Task prompt >> Pull from the data below each line where the word "this" occurs, and copy it.

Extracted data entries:

........

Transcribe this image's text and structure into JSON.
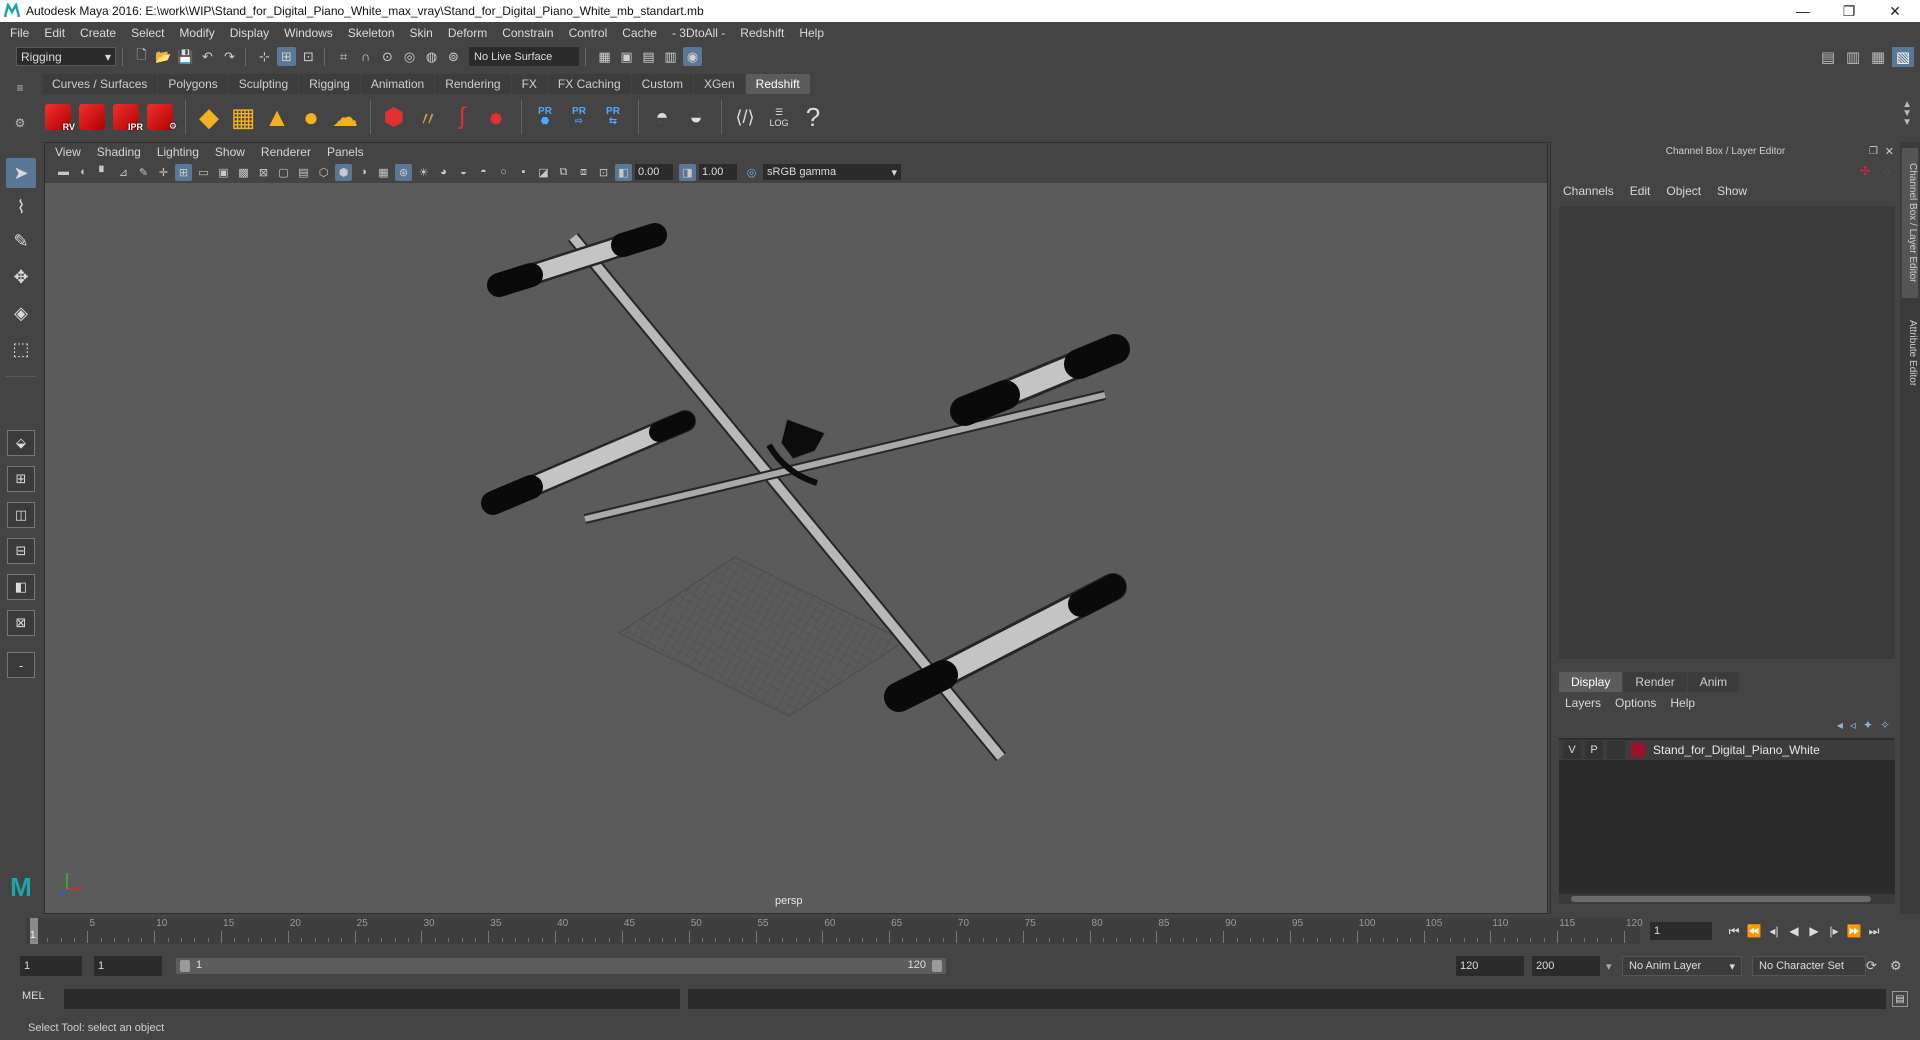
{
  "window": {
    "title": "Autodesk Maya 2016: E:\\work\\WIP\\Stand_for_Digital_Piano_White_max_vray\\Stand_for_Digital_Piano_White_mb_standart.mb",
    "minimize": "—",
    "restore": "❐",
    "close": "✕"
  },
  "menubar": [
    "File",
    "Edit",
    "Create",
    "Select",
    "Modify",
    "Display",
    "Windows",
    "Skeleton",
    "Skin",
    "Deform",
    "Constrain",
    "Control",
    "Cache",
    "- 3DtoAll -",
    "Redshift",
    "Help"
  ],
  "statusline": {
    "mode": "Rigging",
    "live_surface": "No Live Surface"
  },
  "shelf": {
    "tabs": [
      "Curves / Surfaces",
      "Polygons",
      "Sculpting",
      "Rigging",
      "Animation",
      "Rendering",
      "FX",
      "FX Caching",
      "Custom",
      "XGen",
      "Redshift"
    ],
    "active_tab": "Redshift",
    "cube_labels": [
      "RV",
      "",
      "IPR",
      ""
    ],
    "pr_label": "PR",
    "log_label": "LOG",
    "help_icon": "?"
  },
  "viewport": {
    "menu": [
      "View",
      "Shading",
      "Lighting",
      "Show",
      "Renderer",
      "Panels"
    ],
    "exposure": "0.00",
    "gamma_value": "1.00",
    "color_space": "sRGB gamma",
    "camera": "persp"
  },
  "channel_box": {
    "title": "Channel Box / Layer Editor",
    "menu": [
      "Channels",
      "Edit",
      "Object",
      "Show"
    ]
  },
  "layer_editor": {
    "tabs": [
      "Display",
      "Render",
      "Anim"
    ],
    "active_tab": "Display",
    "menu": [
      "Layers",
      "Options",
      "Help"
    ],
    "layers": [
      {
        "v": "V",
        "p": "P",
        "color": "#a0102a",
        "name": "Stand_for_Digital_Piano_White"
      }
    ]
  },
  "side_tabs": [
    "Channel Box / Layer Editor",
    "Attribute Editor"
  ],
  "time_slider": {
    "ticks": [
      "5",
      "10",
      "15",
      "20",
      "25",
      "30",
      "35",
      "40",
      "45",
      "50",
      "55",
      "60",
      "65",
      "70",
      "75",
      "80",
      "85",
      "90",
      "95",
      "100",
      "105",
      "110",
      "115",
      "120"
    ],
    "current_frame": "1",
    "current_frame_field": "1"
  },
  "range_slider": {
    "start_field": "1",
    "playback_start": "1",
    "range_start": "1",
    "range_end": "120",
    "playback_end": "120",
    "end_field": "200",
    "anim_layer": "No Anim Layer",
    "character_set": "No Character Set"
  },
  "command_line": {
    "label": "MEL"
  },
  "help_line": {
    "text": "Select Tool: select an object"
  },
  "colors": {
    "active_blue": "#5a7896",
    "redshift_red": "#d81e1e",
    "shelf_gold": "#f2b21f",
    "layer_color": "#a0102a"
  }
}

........

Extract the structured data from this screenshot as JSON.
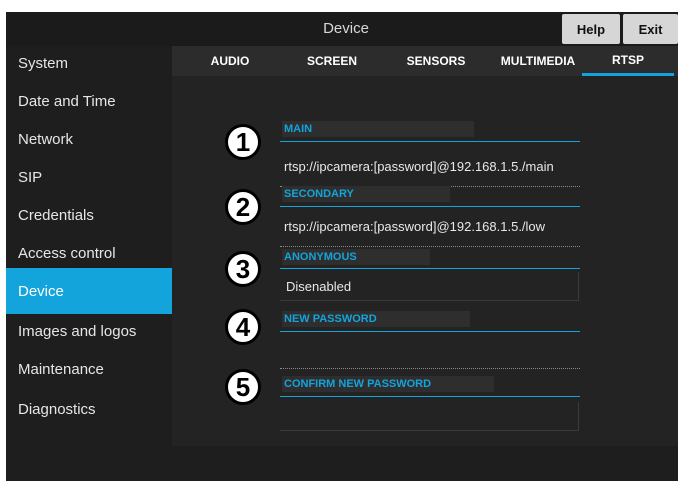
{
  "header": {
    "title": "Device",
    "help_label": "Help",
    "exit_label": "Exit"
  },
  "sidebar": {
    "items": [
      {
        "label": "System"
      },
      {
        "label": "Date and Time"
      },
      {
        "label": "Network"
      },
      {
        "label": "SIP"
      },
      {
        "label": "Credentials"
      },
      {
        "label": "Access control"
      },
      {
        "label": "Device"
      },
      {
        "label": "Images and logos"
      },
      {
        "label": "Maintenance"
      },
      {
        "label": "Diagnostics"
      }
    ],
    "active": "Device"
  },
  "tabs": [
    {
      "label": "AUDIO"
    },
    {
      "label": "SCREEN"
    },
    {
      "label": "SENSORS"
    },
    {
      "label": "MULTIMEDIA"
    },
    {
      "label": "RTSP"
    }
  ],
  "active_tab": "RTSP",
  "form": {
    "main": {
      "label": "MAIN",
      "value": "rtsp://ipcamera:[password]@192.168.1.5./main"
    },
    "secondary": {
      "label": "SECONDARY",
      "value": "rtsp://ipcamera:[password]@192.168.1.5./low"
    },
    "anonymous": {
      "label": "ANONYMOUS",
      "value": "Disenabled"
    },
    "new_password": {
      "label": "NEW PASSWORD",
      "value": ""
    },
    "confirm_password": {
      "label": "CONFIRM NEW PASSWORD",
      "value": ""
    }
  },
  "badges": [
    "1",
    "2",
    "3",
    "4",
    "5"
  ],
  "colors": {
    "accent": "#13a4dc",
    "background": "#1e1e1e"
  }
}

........

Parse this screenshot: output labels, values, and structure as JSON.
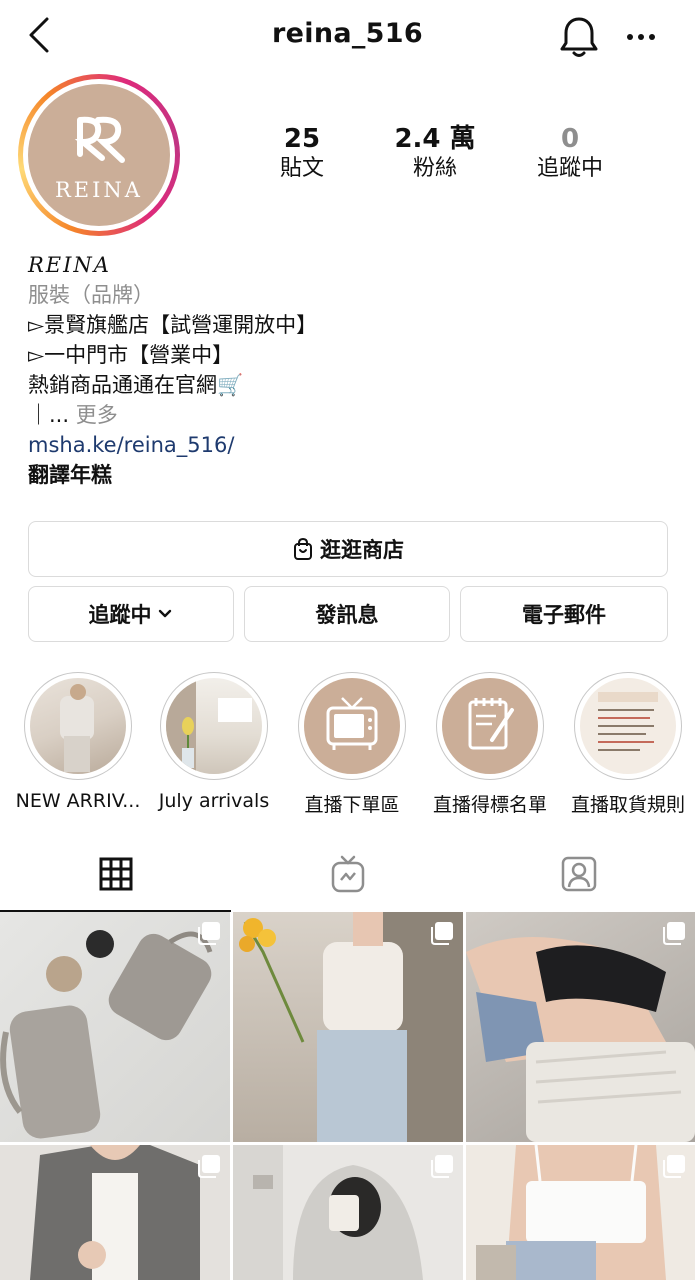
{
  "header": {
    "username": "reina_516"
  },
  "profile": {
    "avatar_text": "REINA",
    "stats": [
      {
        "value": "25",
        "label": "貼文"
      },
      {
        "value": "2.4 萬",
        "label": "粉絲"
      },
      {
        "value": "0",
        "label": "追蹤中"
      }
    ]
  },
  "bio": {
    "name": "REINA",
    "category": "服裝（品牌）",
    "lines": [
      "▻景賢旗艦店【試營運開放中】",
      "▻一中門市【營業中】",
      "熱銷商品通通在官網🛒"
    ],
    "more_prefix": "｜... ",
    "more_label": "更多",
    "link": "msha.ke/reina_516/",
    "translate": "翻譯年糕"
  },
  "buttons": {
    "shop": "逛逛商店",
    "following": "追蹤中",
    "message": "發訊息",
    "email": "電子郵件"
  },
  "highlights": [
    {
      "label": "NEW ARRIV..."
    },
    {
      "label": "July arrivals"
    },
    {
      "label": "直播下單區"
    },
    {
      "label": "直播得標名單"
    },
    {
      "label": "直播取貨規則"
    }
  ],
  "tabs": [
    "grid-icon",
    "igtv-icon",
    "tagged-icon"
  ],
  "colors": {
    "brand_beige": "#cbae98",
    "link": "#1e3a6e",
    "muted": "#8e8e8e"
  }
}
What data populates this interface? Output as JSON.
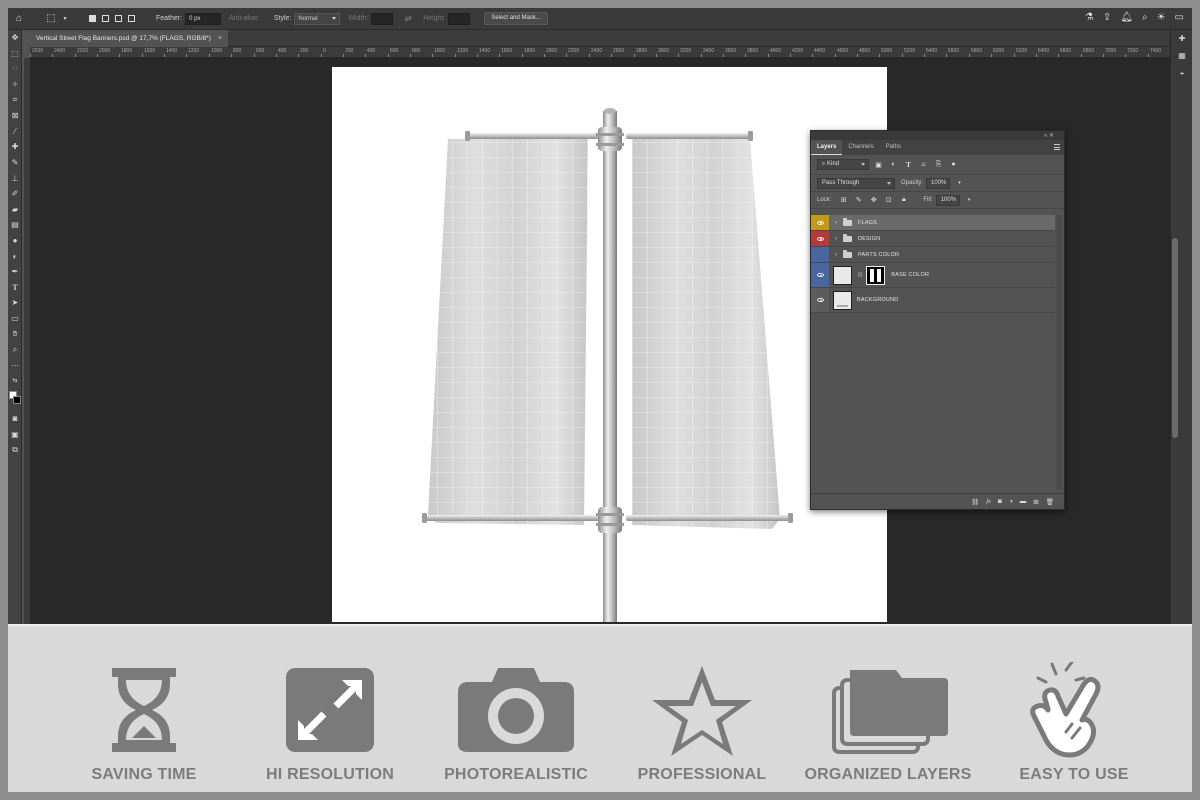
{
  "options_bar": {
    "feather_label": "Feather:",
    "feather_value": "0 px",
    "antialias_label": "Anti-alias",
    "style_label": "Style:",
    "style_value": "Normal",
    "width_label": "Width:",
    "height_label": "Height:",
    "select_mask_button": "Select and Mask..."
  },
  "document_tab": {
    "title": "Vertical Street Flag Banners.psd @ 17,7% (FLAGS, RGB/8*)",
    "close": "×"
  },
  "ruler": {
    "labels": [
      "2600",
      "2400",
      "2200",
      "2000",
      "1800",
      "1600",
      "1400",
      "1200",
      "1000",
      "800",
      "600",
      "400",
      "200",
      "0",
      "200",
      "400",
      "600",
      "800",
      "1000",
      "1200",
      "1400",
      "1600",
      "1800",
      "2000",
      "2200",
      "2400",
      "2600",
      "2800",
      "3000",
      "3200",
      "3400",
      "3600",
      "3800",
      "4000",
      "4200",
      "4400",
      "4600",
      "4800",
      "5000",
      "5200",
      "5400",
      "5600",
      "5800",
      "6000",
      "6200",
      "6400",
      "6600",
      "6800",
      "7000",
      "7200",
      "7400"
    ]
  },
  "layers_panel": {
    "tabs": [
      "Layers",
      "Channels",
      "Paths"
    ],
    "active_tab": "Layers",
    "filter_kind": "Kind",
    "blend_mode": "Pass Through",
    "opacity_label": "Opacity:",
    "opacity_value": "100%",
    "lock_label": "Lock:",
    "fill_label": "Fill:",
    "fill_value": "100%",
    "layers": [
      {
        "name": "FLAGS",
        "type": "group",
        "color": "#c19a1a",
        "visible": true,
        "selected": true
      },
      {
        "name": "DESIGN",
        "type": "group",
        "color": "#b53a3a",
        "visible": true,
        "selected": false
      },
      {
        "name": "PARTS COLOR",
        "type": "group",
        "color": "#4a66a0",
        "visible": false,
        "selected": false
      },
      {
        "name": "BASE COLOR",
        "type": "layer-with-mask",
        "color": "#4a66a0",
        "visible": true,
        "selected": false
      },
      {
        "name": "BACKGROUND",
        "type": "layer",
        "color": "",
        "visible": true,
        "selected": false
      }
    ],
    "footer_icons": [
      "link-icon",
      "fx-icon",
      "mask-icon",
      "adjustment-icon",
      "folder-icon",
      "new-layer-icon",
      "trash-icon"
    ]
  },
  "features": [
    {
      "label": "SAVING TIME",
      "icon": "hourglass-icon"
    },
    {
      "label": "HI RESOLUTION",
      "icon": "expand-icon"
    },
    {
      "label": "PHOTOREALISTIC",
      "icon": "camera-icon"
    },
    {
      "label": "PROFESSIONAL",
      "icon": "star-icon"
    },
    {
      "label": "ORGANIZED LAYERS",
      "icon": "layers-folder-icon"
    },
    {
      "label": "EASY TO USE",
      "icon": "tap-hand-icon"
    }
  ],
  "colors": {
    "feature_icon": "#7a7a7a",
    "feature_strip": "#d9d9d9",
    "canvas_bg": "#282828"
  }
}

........

Expected answer >>
Transcribe this image's text and structure into JSON.
Extract the structured data from this screenshot as JSON.
Parse this screenshot: output labels, values, and structure as JSON.
What data populates this interface? Output as JSON.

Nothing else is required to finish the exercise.